Is Geneva best known as a hub for international organisations and peace talks, or the role it plays in global corruption and tax scandals?
“For much of the world, International Geneva means a lot of corruption,” Jamil Chade, correspondent for Brazilian newspaper O Estado do Sao Paulo commented recently at a Swiss Press Club discussion amongst journalists on how best to report on the international community in Geneva.
Money-laundering and corruption scandals, often involving illicit bank accounts or property linked to politically exposed people (PEPs) – such as deposed Haitian dictator Jean-Claude “Baby Doc” Duvalier or former Democratic Republic of Congo president Mobutu Sese Seko – have in the past put Geneva in the headlines.
More recently were the cases of stolen bank client data from HSBC’s Geneva branch and whistleblowing information about an undeclared account held by former French budget minister Jérôme Cahuzac.
Chade said about 80% of his reporting from Geneva was linked to corruption stories, where he investigated the financial activities of Latin American “crooks”.
Most recently he has covered the Odebrecht bribery scandal spanning several Latin American countries with funds allegedly deposited in Swiss banks.
Delphine Dezempte, a senior analyst at Alaco, a business intelligence firm that investigates the profiles of public and private individuals, told swissinfo.ch that she had similar impressions.
Lack of transparency
“Even though Geneva has been trying to promote international initiatives, the city remains a place of opaque jurisdiction. Geneva is not always the best in terms of promoting transparency in corporate records, litigation or tax regimes,” she said.
The consultancy Dezempte works for is tasked by Swiss financial institutions and commodities traders to investigate potential clients, in order to comply with Know Your Client (KYC) requirements.
She noted a lack of transparency in the lengthy processes taken prior to freezing of PEP assets – including those of dictators Moammar Gaddafi of Libya and Zine El Abidine Ben Ali of Tunisia – from local banks.
“That clashes with the image Geneva would like to maintain of being an international city welcoming people from different industries around the world.”
That image – packaged by Geneva and Swiss authorities – is to project the city as a centre where governments come to resolve disputes.
Peace talks good for economy
Dozens of international organisations, and hundreds of permanent missions and non-governmental groups are based in the city, and it has been the setting for many peace talks over the years.
The authorities have strong economic incentives to keep them in the city.
According to a 2012 study by the University of Geneva, international organizations, NGOs, missions and consulates spend some CHF3.3 billionexternal link in the canton.
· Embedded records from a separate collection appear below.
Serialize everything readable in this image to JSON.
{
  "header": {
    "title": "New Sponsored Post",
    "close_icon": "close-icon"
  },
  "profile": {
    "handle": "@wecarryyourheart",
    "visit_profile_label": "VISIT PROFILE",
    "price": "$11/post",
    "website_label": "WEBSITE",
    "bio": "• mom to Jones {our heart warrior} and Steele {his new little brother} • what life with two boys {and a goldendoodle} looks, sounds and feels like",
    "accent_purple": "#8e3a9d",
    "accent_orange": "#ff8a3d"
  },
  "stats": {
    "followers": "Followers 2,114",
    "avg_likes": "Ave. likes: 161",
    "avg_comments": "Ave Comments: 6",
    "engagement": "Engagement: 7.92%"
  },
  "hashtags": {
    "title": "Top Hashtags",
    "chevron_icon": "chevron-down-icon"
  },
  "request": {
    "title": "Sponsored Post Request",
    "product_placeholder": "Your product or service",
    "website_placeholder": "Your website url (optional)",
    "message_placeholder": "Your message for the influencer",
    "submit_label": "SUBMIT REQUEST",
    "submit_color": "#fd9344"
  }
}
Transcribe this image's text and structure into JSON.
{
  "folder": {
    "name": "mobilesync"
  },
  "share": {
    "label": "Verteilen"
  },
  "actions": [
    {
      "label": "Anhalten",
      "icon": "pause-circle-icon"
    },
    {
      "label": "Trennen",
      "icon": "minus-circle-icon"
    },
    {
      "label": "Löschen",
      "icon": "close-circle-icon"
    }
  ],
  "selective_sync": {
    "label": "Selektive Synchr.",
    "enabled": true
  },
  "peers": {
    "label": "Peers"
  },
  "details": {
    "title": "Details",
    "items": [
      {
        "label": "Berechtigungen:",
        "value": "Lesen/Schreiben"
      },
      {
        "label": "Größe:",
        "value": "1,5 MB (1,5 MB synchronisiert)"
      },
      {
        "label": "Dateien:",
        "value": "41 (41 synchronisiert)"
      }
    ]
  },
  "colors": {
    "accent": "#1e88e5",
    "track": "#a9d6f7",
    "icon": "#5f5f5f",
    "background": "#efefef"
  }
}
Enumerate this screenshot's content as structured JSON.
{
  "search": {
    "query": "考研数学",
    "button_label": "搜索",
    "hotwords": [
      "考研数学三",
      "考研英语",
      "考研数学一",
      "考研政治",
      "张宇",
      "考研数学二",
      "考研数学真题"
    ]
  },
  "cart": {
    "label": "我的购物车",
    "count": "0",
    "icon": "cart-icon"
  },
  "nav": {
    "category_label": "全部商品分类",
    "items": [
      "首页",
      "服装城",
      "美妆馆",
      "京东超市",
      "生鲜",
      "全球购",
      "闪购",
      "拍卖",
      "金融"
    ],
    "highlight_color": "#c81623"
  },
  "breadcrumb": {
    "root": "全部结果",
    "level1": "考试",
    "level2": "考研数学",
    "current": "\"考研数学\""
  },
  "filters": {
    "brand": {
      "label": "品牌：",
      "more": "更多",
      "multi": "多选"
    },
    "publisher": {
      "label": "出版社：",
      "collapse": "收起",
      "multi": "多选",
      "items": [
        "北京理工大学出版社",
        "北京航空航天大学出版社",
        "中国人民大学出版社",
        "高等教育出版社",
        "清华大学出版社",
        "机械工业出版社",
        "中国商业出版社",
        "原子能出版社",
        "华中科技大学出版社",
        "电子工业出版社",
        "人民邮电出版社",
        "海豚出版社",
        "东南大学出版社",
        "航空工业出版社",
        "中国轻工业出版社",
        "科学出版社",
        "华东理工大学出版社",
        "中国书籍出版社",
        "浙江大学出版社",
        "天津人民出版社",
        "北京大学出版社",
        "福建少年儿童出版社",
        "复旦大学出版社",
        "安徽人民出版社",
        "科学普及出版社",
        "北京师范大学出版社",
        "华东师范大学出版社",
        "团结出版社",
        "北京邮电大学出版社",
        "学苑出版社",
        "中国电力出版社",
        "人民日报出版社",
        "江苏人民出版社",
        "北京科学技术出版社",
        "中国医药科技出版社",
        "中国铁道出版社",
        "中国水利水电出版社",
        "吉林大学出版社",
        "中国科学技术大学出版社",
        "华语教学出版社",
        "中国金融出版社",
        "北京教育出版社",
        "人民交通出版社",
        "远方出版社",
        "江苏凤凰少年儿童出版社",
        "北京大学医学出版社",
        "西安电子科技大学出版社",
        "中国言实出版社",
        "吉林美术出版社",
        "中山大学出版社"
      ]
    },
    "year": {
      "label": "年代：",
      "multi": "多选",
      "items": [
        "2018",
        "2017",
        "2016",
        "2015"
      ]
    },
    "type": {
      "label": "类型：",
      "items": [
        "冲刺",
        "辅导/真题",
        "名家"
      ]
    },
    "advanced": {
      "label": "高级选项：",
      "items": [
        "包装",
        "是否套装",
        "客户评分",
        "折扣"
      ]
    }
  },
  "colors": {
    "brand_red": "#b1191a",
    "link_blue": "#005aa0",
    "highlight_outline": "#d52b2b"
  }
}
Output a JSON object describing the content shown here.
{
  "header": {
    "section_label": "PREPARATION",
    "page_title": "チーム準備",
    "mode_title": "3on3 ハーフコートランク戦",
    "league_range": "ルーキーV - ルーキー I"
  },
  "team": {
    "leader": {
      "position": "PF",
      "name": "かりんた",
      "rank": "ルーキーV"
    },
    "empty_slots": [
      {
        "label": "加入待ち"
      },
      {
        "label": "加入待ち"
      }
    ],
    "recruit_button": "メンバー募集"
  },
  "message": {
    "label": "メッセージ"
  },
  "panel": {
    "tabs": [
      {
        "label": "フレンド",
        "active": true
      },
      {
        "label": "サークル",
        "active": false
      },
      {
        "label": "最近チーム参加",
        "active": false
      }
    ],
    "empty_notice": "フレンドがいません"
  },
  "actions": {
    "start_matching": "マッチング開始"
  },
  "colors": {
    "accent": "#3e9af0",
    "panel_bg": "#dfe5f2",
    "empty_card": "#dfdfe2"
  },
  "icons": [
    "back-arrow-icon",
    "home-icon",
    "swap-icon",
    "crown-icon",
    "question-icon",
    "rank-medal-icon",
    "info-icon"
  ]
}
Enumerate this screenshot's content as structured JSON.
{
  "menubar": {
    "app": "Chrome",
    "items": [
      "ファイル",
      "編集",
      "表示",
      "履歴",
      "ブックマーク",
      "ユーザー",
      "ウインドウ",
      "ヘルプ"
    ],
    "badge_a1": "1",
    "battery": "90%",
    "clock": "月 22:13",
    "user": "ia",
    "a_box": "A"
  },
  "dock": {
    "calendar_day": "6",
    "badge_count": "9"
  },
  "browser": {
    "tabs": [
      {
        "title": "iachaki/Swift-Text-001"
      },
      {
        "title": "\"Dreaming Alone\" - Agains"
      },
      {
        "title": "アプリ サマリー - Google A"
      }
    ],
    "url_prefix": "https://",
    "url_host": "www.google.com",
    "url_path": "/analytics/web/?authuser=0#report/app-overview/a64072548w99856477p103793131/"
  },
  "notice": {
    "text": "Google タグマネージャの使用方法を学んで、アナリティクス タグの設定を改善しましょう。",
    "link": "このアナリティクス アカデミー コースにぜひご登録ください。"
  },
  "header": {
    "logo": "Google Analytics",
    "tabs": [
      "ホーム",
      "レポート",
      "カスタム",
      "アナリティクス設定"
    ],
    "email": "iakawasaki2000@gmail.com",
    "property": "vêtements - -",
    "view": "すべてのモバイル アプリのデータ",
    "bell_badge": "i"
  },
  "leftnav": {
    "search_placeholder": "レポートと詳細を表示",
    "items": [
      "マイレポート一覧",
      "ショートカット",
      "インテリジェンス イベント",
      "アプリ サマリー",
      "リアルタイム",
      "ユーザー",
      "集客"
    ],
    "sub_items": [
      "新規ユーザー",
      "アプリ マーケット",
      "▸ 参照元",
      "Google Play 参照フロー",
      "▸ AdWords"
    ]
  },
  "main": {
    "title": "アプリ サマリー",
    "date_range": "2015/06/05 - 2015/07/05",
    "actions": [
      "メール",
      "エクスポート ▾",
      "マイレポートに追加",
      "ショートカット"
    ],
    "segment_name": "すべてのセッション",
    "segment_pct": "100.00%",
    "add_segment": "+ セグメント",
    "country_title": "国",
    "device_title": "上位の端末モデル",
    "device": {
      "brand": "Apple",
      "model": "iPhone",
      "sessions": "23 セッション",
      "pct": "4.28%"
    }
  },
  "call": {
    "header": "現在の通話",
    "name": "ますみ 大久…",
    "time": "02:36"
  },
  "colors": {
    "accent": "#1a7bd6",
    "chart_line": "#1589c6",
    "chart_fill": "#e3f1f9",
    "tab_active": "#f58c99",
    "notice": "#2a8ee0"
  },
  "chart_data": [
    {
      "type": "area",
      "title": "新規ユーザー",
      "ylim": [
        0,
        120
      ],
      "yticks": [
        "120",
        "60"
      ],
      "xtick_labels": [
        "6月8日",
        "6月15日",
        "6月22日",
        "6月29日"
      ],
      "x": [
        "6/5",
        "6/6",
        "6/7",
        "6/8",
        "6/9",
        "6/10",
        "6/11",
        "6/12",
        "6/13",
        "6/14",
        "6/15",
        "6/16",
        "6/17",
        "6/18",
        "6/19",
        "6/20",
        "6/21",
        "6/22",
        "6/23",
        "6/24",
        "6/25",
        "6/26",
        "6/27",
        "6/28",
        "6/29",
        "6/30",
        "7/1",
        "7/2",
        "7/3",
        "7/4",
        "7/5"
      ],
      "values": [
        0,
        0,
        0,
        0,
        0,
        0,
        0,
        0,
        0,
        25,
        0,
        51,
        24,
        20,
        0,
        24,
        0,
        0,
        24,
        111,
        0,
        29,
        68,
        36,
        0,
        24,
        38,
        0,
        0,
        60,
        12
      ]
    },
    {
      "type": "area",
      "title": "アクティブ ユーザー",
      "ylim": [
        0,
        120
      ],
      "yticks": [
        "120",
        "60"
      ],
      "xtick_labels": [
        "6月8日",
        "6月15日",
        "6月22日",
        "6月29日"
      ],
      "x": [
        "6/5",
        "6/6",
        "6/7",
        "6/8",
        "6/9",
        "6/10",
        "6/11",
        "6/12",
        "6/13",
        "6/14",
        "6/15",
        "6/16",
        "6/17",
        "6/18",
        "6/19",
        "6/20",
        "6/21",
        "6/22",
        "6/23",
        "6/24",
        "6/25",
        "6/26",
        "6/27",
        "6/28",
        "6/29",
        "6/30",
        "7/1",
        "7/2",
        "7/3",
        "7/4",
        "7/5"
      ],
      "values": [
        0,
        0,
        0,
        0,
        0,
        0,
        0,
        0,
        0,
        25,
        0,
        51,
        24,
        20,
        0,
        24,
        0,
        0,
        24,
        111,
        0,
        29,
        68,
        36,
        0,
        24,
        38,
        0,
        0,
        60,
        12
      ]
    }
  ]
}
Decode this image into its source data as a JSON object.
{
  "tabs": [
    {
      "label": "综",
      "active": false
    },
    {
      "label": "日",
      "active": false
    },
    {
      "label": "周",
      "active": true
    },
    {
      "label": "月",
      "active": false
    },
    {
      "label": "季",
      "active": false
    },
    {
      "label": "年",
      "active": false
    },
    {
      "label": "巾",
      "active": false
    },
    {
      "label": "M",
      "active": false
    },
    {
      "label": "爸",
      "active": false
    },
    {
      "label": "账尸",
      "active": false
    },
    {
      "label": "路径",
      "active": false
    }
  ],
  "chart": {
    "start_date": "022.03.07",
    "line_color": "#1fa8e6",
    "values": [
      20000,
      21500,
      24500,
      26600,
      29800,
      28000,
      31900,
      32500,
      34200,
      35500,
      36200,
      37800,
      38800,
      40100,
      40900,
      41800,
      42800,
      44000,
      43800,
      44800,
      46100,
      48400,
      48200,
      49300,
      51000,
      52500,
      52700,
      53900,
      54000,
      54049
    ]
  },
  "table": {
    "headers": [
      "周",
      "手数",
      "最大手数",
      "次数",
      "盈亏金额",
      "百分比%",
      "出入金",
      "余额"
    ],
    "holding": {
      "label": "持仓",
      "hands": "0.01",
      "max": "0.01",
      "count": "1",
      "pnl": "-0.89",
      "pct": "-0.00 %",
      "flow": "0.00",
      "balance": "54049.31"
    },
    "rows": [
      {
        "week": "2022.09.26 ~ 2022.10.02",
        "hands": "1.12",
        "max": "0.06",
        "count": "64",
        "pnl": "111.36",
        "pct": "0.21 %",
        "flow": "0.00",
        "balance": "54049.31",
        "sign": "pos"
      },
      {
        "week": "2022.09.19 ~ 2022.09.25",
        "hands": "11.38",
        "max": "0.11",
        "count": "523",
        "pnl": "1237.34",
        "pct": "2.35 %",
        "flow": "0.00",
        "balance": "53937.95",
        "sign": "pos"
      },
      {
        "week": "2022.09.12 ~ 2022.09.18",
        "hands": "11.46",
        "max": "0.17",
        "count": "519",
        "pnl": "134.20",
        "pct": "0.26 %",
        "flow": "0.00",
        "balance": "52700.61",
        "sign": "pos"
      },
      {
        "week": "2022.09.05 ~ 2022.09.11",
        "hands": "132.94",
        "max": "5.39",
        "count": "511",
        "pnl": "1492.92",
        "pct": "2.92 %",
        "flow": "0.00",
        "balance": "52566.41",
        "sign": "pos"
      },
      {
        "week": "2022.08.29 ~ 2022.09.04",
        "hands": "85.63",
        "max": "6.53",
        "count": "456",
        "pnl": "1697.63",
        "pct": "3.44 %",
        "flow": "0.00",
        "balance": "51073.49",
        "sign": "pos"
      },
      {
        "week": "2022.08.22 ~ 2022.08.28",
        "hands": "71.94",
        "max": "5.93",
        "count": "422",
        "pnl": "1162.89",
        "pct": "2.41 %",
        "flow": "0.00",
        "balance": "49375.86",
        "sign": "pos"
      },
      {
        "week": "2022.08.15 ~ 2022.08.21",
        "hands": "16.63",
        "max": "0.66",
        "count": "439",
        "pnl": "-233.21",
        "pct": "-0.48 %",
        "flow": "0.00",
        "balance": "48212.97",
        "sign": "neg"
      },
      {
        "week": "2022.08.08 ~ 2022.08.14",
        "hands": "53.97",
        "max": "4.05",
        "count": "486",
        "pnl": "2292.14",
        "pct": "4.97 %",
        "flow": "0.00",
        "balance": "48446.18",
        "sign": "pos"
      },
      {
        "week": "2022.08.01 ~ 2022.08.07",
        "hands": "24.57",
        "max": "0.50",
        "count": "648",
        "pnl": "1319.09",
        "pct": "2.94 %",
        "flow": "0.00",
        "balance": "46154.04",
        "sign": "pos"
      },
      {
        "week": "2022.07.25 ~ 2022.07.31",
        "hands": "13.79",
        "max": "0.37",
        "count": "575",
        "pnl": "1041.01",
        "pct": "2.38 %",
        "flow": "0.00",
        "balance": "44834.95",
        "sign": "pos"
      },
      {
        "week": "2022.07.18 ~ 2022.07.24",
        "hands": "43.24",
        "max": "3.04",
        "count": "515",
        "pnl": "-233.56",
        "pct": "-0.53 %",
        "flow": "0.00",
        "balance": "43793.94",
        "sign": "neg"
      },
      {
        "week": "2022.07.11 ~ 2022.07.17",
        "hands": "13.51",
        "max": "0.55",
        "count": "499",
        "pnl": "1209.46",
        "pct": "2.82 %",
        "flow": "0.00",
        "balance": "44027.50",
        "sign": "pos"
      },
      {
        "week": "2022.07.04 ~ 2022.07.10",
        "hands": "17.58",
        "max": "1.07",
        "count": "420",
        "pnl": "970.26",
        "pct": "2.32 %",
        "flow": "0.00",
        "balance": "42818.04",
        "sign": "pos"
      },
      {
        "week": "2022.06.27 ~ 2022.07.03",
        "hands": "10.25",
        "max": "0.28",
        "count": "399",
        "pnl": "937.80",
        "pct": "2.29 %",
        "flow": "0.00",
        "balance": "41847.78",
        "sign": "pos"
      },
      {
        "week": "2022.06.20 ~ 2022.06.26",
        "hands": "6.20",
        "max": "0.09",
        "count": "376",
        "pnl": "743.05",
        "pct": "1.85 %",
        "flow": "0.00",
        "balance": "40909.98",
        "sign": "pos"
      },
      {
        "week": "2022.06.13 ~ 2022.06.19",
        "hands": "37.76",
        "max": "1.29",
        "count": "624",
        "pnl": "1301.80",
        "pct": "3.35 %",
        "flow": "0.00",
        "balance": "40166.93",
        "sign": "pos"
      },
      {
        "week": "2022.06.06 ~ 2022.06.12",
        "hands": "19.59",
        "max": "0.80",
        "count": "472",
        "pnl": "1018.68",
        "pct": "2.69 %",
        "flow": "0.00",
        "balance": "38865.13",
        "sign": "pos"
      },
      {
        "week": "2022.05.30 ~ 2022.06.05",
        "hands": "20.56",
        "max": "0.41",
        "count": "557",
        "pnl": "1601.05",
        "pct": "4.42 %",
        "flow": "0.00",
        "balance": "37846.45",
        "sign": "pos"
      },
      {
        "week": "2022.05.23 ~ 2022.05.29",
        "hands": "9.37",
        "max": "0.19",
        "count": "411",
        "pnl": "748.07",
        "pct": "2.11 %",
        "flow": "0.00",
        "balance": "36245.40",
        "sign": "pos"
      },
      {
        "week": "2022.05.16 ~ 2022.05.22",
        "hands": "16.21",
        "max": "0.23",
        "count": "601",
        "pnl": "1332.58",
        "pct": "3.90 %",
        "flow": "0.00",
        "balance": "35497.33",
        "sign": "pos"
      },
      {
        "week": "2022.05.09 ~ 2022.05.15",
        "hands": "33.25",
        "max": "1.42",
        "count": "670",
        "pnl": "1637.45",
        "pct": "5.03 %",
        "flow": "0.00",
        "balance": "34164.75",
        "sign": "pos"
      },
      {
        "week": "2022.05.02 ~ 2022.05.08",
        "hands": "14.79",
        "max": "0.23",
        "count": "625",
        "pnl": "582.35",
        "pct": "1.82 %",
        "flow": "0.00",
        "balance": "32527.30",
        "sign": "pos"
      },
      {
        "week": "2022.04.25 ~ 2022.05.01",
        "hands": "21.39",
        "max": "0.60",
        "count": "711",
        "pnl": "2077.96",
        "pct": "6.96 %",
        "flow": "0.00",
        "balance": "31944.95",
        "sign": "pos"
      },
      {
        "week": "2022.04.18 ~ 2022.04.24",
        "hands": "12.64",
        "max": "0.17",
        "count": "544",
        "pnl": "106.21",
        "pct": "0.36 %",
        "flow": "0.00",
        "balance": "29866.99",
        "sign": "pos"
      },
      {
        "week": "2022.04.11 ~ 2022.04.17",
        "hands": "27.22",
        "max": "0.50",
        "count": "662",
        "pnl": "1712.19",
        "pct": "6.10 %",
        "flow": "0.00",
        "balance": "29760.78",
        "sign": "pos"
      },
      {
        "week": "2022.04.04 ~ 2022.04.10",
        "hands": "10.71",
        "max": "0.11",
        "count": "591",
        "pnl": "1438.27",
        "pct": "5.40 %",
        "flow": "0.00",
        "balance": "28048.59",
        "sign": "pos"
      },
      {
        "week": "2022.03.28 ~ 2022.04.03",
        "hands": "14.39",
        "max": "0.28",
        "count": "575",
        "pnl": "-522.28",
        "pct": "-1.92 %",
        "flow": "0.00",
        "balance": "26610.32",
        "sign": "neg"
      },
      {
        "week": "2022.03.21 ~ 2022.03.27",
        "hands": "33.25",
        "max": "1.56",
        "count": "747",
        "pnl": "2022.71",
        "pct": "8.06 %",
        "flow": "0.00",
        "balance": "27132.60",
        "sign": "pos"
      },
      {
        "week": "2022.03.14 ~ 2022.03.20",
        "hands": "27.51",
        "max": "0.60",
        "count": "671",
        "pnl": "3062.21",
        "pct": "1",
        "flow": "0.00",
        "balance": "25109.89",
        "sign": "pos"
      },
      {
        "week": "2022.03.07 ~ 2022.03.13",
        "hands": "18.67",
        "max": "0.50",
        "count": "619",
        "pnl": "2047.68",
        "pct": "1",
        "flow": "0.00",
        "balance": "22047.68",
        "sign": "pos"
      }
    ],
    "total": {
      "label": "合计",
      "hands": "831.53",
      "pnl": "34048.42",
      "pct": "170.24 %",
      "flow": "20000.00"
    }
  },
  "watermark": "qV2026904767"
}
And one out of ten jobs is in the sector.
That’s why some find it so important to promote Geneva as an international city.
According to Olivier Coutau, the Geneva government representative to International Geneva, “The name gives a sense of community to all the Geneva-based international actors striving to build a better world. The more they cooperate, the more they share resources, the more efficient they are and the stronger international Geneva is.”